Prime Minister Narendra Modi added his voice Friday to calls for reform of global lenders such as the World Bank, as G20 finance ministers and central bank heads met.
The talks in Bengaluru focused on the continuing damaging effects of the Covid pandemic and the Ukraine war, as well as debt relief for poorer nations reeling from high food and fuel prices.
“Trust in international financial institutions has eroded. This is partly because they have been slow to reform themselves,” PM Modi said by video link as the two-day gathering began.
“We need to collectively work to strengthen multilateral development banks for meeting global challenges like climate change and high debt levels,” he said.
The remarks echoed calls by others for the World Bank to boost lending and widen its remit beyond tackling poverty, although this has raised concerns that it could lose its top-notch credit rating.
US Treasury Secretary Janet Yellen said on Thursday in Bengaluru it was “critical that they integrate work on global challenges into their core mission to sustain progress on these priorities”.
World Bank chief David Malpass this month said he was stepping down in June, a year early.
He had drawn fire for refusing multiple times to say if he believed man-made emissions contributed to global warming.
On Thursday, Washington nominated Indian-American former Mastercard CEO Ajay Banga as his successor, drawing criticism over his corporate background and gender.
“We don’t need another World Bank president who will further corporate interests like fossil fuel and industrial agriculture,” Friends of the Earth said.
“Nothing in Banga’s resume inspires confidence that he will turn the World Bank away from a path of neocolonialism and predation by Global North corporations upon Global South countries,” said pressure group the Revolving Door Project.
German Finance Minister Christian Lindner however welcomed the proposal, saying Banga’s “resume suggests he can help cooperation between developed industrial nations and developing nations”.
It was unclear if delegates in Bengaluru would manage to agree a joint statement, in particular because of differences over the Ukraine war.
Lindner said Germany wanted no weakening of the language used in a leaders’ declaration in Indonesia in November which said “most members strongly condemned the war”.
“For a year we have been witnesses of this awful war in Ukraine started by Russia.
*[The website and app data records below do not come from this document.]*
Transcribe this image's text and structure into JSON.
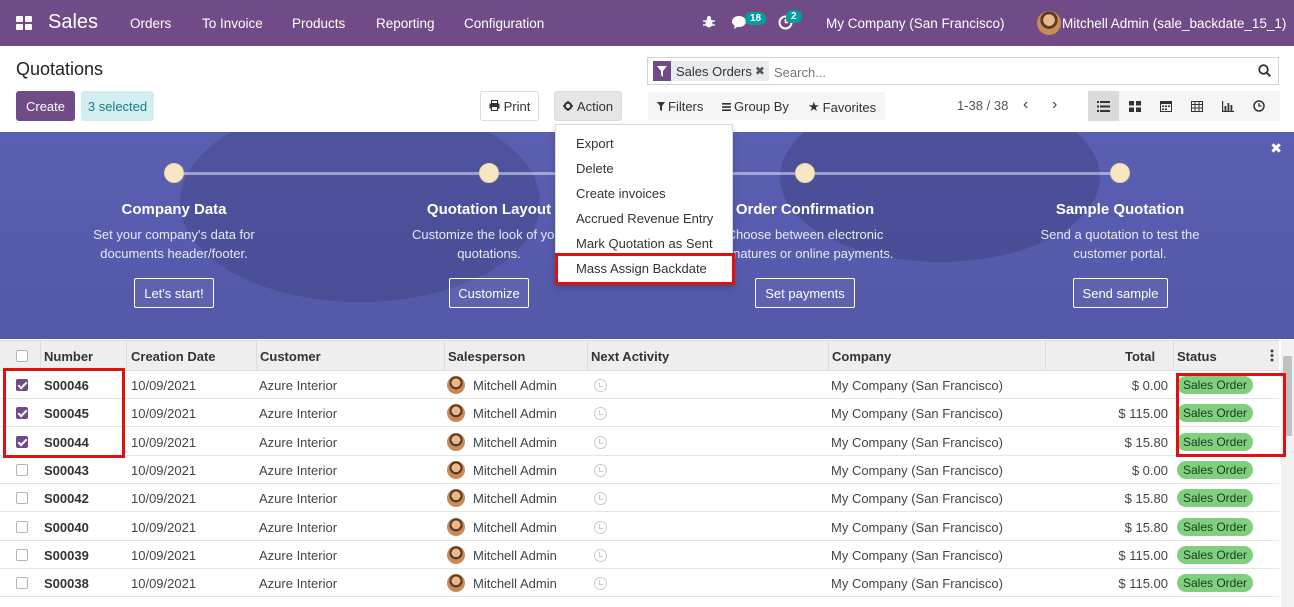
{
  "navbar": {
    "app_name": "Sales",
    "menu": [
      "Orders",
      "To Invoice",
      "Products",
      "Reporting",
      "Configuration"
    ],
    "messages_count": "18",
    "activities_count": "2",
    "company": "My Company (San Francisco)",
    "user": "Mitchell Admin (sale_backdate_15_1)"
  },
  "control": {
    "title": "Quotations",
    "create_label": "Create",
    "selected_label": "3 selected",
    "print_label": "Print",
    "action_label": "Action",
    "facet_label": "Sales Orders",
    "search_placeholder": "Search...",
    "filters_label": "Filters",
    "groupby_label": "Group By",
    "favorites_label": "Favorites",
    "pager_label": "1-38 / 38"
  },
  "action_menu": [
    "Export",
    "Delete",
    "Create invoices",
    "Accrued Revenue Entry",
    "Mark Quotation as Sent",
    "Mass Assign Backdate"
  ],
  "banner": {
    "steps": [
      {
        "title": "Company Data",
        "desc1": "Set your company's data for",
        "desc2": "documents header/footer.",
        "button": "Let's start!"
      },
      {
        "title": "Quotation Layout",
        "desc1": "Customize the look of your",
        "desc2": "quotations.",
        "button": "Customize"
      },
      {
        "title": "Order Confirmation",
        "desc1": "Choose between electronic",
        "desc2": "signatures or online payments.",
        "button": "Set payments"
      },
      {
        "title": "Sample Quotation",
        "desc1": "Send a quotation to test the",
        "desc2": "customer portal.",
        "button": "Send sample"
      }
    ]
  },
  "table": {
    "headers": [
      "Number",
      "Creation Date",
      "Customer",
      "Salesperson",
      "Next Activity",
      "Company",
      "Total",
      "Status"
    ],
    "rows": [
      {
        "number": "S00046",
        "date": "10/09/2021",
        "customer": "Azure Interior",
        "salesperson": "Mitchell Admin",
        "company": "My Company (San Francisco)",
        "total": "$ 0.00",
        "status": "Sales Order",
        "checked": true
      },
      {
        "number": "S00045",
        "date": "10/09/2021",
        "customer": "Azure Interior",
        "salesperson": "Mitchell Admin",
        "company": "My Company (San Francisco)",
        "total": "$ 115.00",
        "status": "Sales Order",
        "checked": true
      },
      {
        "number": "S00044",
        "date": "10/09/2021",
        "customer": "Azure Interior",
        "salesperson": "Mitchell Admin",
        "company": "My Company (San Francisco)",
        "total": "$ 15.80",
        "status": "Sales Order",
        "checked": true
      },
      {
        "number": "S00043",
        "date": "10/09/2021",
        "customer": "Azure Interior",
        "salesperson": "Mitchell Admin",
        "company": "My Company (San Francisco)",
        "total": "$ 0.00",
        "status": "Sales Order",
        "checked": false
      },
      {
        "number": "S00042",
        "date": "10/09/2021",
        "customer": "Azure Interior",
        "salesperson": "Mitchell Admin",
        "company": "My Company (San Francisco)",
        "total": "$ 15.80",
        "status": "Sales Order",
        "checked": false
      },
      {
        "number": "S00040",
        "date": "10/09/2021",
        "customer": "Azure Interior",
        "salesperson": "Mitchell Admin",
        "company": "My Company (San Francisco)",
        "total": "$ 15.80",
        "status": "Sales Order",
        "checked": false
      },
      {
        "number": "S00039",
        "date": "10/09/2021",
        "customer": "Azure Interior",
        "salesperson": "Mitchell Admin",
        "company": "My Company (San Francisco)",
        "total": "$ 115.00",
        "status": "Sales Order",
        "checked": false
      },
      {
        "number": "S00038",
        "date": "10/09/2021",
        "customer": "Azure Interior",
        "salesperson": "Mitchell Admin",
        "company": "My Company (San Francisco)",
        "total": "$ 115.00",
        "status": "Sales Order",
        "checked": false
      }
    ]
  },
  "colors": {
    "brand": "#714b87",
    "banner": "#5a5fb2",
    "status_badge": "#7fcf7f",
    "highlight": "#e01010"
  },
  "icons": [
    "apps-icon",
    "bug-icon",
    "chat-icon",
    "clock-icon",
    "filter-icon",
    "close-icon",
    "search-icon",
    "print-icon",
    "gear-icon",
    "star-icon",
    "list-view-icon",
    "kanban-view-icon",
    "calendar-view-icon",
    "pivot-view-icon",
    "graph-view-icon",
    "activity-view-icon",
    "options-icon"
  ]
}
And especially on a day like this, and at an occasion such as a G20 event, we need absolute clarity,” he said.
Hosting a raft of Group of 20 meetings during its presidency this year puts India in an awkward position as it has refused to condemn the invasion of Ukraine by its “time-tested friend” Russia.
The International Monetary Fund said ahead of the meeting that around 15 percent of low-income countries are in debt distress and an additional 45 percent are at high risk.
The IMF said it was convening in Bengaluru a new Global Sovereign Debt Roundtable to “pave the way for creditors, both public and private, and debtor countries to work together”.
The G20’s Common Framework for Debt Treatments has so far had limited success, largely on account of disagreements between China and other large creditor countries.
Discussions around green industry financing will be in focus after the European Commission laid out its Green Deal Industrial Plan this month — a move seen as countering the US Inflation Reduction Act.
Global tax reform could emerge as another point of conflict as plans for a global digital tax remain stalled in the absence of consensus between European nations and the United States.